## Task item
Pick out each line of the records that includes the string "Base", and copy it.

## Extracted records
════════════════════

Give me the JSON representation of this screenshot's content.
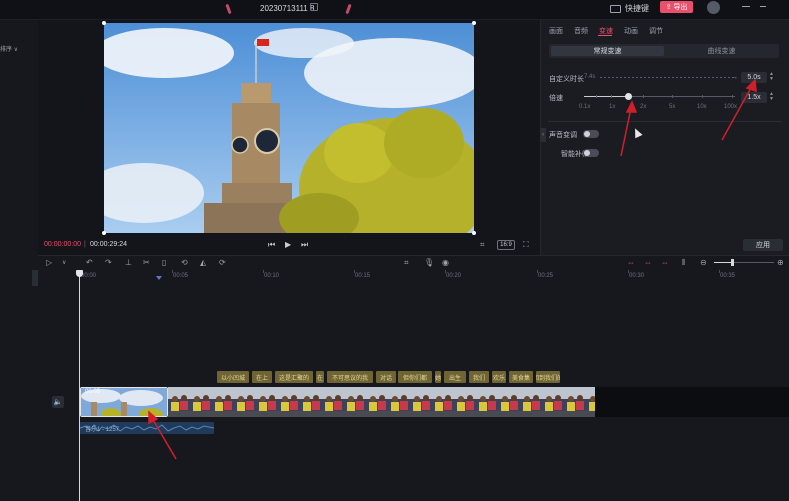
{
  "top_bar": {
    "project_name": "20230713111 8",
    "shortcut_label": "快捷键",
    "export_label": "导出"
  },
  "left_panel": {
    "label": "排序 ∨"
  },
  "player": {
    "current_time": "00:00:00:00",
    "total_time": "00:00:29:24",
    "ratio": "16:9"
  },
  "right_panel": {
    "tabs": [
      "画面",
      "音频",
      "变速",
      "动画",
      "调节",
      "美颜"
    ],
    "active_tab": "变速",
    "segments": [
      "常规变速",
      "曲线变速"
    ],
    "duration": {
      "label": "自定义时长",
      "original": "7.4s",
      "value": "5.0s"
    },
    "speed": {
      "label": "倍速",
      "value": "1.5x",
      "ticks": [
        "0.1x",
        "1x",
        "2x",
        "5x",
        "10x",
        "100x"
      ]
    },
    "toggles": [
      {
        "label": "声音变调",
        "state": false
      },
      {
        "label": "智能补帧",
        "state": false
      }
    ],
    "apply_label": "应用"
  },
  "timeline": {
    "ruler": [
      "00:00",
      "00:05",
      "00:10",
      "00:15",
      "00:20",
      "00:25",
      "00:30",
      "00:35"
    ],
    "captions": [
      "以小凹城",
      "在上",
      "这是汇聚的",
      "在",
      "不可思议的我",
      "对话",
      "但你们都",
      "她",
      "出生",
      "我们",
      "欢乐",
      "美食集",
      "回到我们的"
    ],
    "clip1_time": "00:05",
    "audio_label": "音乐1 - 1257"
  },
  "colors": {
    "accent": "#e9506c",
    "caption_bg": "#6e6434",
    "annotation": "#d11f2a"
  }
}
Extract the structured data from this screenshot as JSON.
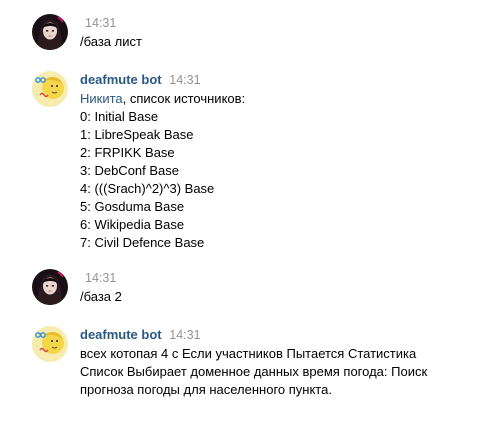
{
  "messages": [
    {
      "author": "",
      "time": "14:31",
      "text": "/база лист"
    },
    {
      "author": "deafmute bot",
      "time": "14:31",
      "mention": "Никита",
      "intro": ", список источников:",
      "lines": [
        "0: Initial Base",
        "1: LibreSpeak Base",
        "2: FRPIKK Base",
        "3: DebConf Base",
        "4: (((Srach)^2)^3) Base",
        "5: Gosduma Base",
        "6: Wikipedia Base",
        "7: Civil Defence Base"
      ]
    },
    {
      "author": "",
      "time": "14:31",
      "text": "/база 2"
    },
    {
      "author": "deafmute bot",
      "time": "14:31",
      "text_lines": [
        "всех котопая 4 с Если участников Пытается Статистика",
        "Список Выбирает доменное данных время погода: Поиск",
        "прогноза погоды для населенного пункта."
      ]
    }
  ]
}
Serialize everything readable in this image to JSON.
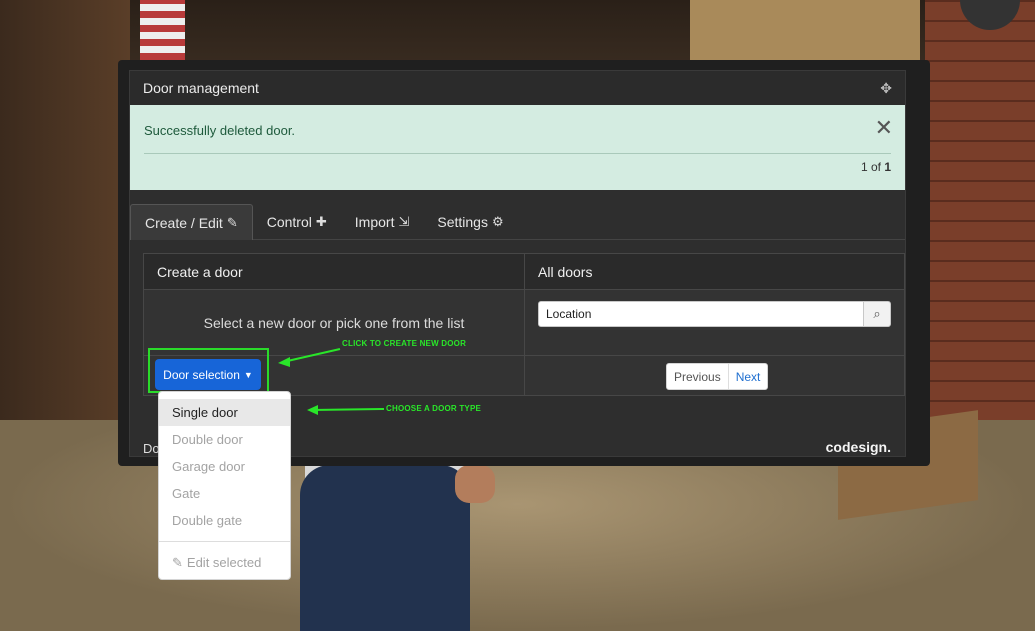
{
  "window": {
    "title": "Door management"
  },
  "alert": {
    "message": "Successfully deleted door.",
    "pager_prefix": "1 of",
    "pager_total": "1"
  },
  "tabs": [
    {
      "label": "Create / Edit",
      "icon": "edit-icon"
    },
    {
      "label": "Control",
      "icon": "gamepad-icon"
    },
    {
      "label": "Import",
      "icon": "import-icon"
    },
    {
      "label": "Settings",
      "icon": "gear-icon"
    }
  ],
  "create_card": {
    "title": "Create a door",
    "hint": "Select a new door or pick one from the list",
    "button_label": "Door selection"
  },
  "doors_card": {
    "title": "All doors",
    "search_value": "Location",
    "prev_label": "Previous",
    "next_label": "Next"
  },
  "dropdown": {
    "items": [
      "Single door",
      "Double door",
      "Garage door",
      "Gate",
      "Double gate"
    ],
    "edit_label": "Edit selected"
  },
  "bottombar": {
    "left_label": "Do",
    "brand": "codesign."
  },
  "annotations": {
    "create": "CLICK TO CREATE NEW DOOR",
    "choose": "CHOOSE A DOOR TYPE"
  },
  "colors": {
    "accent": "#1765d8",
    "highlight": "#2adb2a",
    "alert_bg": "#d4ece1"
  }
}
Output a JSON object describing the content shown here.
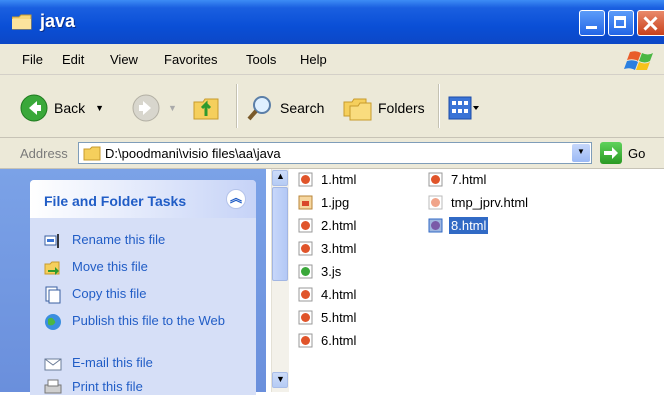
{
  "window": {
    "title": "java"
  },
  "menu": [
    "File",
    "Edit",
    "View",
    "Favorites",
    "Tools",
    "Help"
  ],
  "toolbar": {
    "back": "Back",
    "search": "Search",
    "folders": "Folders"
  },
  "address": {
    "label": "Address",
    "path": "D:\\poodmani\\visio files\\aa\\java",
    "go": "Go"
  },
  "tasks": {
    "title": "File and Folder Tasks",
    "items": [
      {
        "label": "Rename this file",
        "icon": "rename-icon"
      },
      {
        "label": "Move this file",
        "icon": "move-icon"
      },
      {
        "label": "Copy this file",
        "icon": "copy-icon"
      },
      {
        "label": "Publish this file to the Web",
        "icon": "publish-icon"
      },
      {
        "label": "E-mail this file",
        "icon": "email-icon"
      },
      {
        "label": "Print this file",
        "icon": "print-icon"
      }
    ]
  },
  "files": {
    "col1": [
      "1.html",
      "1.jpg",
      "2.html",
      "3.html",
      "3.js",
      "4.html",
      "5.html",
      "6.html"
    ],
    "col2": [
      "7.html",
      "tmp_jprv.html",
      "8.html"
    ],
    "selected": "8.html"
  }
}
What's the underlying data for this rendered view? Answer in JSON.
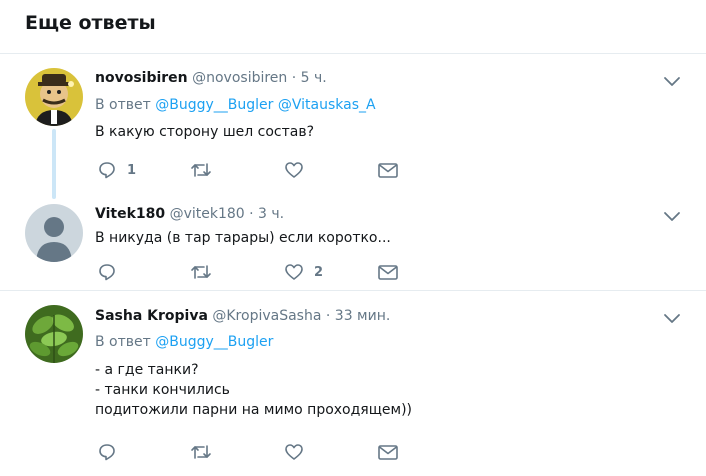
{
  "header": {
    "title": "Еще ответы"
  },
  "colors": {
    "link": "#1da1f2",
    "secondary_text": "#657786",
    "thread_line": "#cce6f7",
    "divider": "#e6ecf0"
  },
  "tweets": [
    {
      "name": "novosibiren",
      "handle": "@novosibiren",
      "dot": "·",
      "time": "5 ч.",
      "reply_prefix": "В ответ",
      "mentions": [
        "@Buggy__Bugler",
        "@Vitauskas_A"
      ],
      "lines": [
        "В какую сторону шел состав?"
      ],
      "reply_count": "1",
      "like_count": "",
      "avatar_icon": "cartoon-man-avatar"
    },
    {
      "name": "Vitek180",
      "handle": "@vitek180",
      "dot": "·",
      "time": "3 ч.",
      "lines": [
        "В никуда (в  тар тарары) если коротко..."
      ],
      "reply_count": "",
      "like_count": "2",
      "avatar_icon": "default-profile-avatar"
    },
    {
      "name": "Sasha Kropiva",
      "handle": "@KropivaSasha",
      "dot": "·",
      "time": "33 мин.",
      "reply_prefix": "В ответ",
      "mentions": [
        "@Buggy__Bugler"
      ],
      "lines": [
        "- а где танки?",
        "- танки кончились",
        "подитожили парни на мимо проходящем))"
      ],
      "reply_count": "",
      "like_count": "",
      "avatar_icon": "nettle-leaves-avatar"
    }
  ]
}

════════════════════

## Exercise response
        "0: Initial Base",
        "1: LibreSpeak Base",
        "2: FRPIKK Base",
        "3: DebConf Base",
        "4: (((Srach)^2)^3) Base",
        "5: Gosduma Base",
        "6: Wikipedia Base",
        "7: Civil Defence Base"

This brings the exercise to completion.